▶ _Problem details_
Search the entries below for "public". Report each line where it occurs.

*** Data in this exercise ***

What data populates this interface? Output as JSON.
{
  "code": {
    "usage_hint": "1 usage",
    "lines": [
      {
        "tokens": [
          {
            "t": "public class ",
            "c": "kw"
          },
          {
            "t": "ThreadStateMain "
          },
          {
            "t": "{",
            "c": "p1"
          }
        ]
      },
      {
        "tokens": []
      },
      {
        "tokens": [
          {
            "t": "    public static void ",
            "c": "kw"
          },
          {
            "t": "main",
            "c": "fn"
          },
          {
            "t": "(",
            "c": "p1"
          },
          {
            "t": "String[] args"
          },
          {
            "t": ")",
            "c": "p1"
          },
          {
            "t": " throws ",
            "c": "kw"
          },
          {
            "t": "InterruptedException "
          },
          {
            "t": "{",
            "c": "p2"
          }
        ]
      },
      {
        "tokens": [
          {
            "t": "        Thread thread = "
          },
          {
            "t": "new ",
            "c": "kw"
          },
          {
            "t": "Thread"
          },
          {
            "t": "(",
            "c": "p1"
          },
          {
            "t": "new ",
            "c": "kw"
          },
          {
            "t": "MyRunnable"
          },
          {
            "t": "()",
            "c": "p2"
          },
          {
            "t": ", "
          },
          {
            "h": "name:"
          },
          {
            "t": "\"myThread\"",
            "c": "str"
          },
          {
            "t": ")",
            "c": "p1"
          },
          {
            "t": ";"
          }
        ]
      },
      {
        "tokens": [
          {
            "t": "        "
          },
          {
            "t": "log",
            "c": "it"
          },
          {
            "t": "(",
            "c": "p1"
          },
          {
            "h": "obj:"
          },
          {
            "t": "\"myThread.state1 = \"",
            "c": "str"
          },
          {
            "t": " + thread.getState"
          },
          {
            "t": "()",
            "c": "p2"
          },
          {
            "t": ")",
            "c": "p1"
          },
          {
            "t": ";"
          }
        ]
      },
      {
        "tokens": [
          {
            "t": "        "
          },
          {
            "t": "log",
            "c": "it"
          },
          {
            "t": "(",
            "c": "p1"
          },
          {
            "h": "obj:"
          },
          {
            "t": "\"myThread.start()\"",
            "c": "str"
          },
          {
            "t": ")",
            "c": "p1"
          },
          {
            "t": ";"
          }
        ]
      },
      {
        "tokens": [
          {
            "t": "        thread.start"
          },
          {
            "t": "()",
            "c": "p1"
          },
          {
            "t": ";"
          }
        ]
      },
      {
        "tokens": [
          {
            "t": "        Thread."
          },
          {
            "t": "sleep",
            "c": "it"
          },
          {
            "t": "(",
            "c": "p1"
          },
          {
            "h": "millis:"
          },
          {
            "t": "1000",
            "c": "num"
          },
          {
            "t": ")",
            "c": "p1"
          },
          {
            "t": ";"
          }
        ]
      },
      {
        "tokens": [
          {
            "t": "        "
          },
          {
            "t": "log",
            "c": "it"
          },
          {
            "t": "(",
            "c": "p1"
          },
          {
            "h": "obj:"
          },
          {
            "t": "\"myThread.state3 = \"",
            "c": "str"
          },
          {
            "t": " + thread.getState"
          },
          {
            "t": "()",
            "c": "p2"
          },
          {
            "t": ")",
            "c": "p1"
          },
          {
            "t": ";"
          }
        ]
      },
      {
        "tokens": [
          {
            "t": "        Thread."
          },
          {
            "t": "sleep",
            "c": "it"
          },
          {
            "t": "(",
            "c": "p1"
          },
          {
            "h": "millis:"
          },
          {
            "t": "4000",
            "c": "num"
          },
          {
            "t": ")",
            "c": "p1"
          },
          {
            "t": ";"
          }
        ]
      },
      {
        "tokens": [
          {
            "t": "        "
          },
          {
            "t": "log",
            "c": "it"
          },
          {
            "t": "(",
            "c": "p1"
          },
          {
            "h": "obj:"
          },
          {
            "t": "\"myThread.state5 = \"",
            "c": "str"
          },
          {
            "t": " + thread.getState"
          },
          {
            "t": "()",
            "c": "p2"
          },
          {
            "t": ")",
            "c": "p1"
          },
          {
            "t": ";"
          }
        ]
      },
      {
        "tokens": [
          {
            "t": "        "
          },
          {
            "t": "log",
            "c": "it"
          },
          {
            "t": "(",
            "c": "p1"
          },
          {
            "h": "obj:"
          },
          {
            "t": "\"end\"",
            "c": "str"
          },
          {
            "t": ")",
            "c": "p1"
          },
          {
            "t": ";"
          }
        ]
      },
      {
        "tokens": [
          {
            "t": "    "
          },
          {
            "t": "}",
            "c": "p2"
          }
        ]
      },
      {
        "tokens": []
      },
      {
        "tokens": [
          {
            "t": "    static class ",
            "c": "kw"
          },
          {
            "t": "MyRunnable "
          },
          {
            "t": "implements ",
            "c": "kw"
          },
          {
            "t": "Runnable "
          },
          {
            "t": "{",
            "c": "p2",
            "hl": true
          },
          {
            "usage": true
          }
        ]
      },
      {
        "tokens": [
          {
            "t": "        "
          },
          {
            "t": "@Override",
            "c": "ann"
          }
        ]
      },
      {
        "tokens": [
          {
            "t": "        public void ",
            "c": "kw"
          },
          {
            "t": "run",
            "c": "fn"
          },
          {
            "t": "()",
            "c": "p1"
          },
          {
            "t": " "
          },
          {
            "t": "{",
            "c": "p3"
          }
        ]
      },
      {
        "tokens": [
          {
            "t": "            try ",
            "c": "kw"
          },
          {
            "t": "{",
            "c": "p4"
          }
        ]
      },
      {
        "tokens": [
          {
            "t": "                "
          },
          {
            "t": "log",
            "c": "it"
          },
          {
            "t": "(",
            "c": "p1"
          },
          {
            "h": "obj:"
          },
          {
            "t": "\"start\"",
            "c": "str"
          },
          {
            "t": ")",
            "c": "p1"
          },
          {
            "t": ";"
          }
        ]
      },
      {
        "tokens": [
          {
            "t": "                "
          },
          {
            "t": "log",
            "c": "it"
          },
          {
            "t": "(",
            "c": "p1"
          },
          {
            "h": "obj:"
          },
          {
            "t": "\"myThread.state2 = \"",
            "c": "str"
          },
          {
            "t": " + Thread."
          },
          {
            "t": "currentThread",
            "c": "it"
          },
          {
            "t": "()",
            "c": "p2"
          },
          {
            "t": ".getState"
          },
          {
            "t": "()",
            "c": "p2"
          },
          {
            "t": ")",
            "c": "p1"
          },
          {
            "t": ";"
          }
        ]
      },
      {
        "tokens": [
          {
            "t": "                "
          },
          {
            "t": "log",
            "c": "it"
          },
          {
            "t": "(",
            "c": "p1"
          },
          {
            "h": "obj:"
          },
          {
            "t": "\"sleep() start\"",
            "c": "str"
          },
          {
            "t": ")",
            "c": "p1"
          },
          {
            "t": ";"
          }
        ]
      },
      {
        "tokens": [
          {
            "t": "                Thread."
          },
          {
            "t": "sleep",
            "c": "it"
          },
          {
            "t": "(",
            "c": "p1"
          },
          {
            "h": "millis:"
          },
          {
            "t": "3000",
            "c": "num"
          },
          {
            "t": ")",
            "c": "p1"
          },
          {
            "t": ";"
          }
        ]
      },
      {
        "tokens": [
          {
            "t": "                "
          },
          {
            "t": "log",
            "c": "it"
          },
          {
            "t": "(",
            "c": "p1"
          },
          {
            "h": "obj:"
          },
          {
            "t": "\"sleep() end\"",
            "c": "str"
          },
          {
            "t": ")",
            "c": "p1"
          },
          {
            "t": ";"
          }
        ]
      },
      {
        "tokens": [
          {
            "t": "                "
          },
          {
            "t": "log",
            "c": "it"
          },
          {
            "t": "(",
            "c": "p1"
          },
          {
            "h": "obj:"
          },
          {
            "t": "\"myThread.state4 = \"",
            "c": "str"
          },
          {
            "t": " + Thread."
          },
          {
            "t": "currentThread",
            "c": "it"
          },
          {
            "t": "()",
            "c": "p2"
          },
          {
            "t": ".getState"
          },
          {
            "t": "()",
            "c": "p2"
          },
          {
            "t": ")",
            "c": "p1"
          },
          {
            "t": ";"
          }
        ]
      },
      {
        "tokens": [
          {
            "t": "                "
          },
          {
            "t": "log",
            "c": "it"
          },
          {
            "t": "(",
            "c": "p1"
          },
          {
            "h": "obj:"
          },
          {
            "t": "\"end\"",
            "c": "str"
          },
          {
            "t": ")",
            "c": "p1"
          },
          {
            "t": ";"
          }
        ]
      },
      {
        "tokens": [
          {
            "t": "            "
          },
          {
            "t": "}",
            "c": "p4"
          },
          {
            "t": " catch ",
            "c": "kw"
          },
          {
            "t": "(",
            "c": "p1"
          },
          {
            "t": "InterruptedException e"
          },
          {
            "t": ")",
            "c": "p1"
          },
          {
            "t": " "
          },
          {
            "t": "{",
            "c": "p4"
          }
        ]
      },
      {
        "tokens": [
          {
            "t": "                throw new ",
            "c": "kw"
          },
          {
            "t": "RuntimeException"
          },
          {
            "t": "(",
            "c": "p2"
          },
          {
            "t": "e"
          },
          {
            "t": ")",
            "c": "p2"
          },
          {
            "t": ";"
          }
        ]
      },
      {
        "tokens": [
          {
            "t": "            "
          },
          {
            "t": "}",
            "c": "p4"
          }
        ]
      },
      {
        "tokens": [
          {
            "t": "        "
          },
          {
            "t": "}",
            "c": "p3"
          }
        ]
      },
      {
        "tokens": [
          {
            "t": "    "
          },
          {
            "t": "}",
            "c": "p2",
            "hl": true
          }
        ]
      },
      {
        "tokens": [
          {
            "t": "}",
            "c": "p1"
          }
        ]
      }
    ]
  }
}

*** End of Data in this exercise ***

▶ _Written answer_
            "t": "public class ",
            "t": "    public static void ",
            "t": "        public void ",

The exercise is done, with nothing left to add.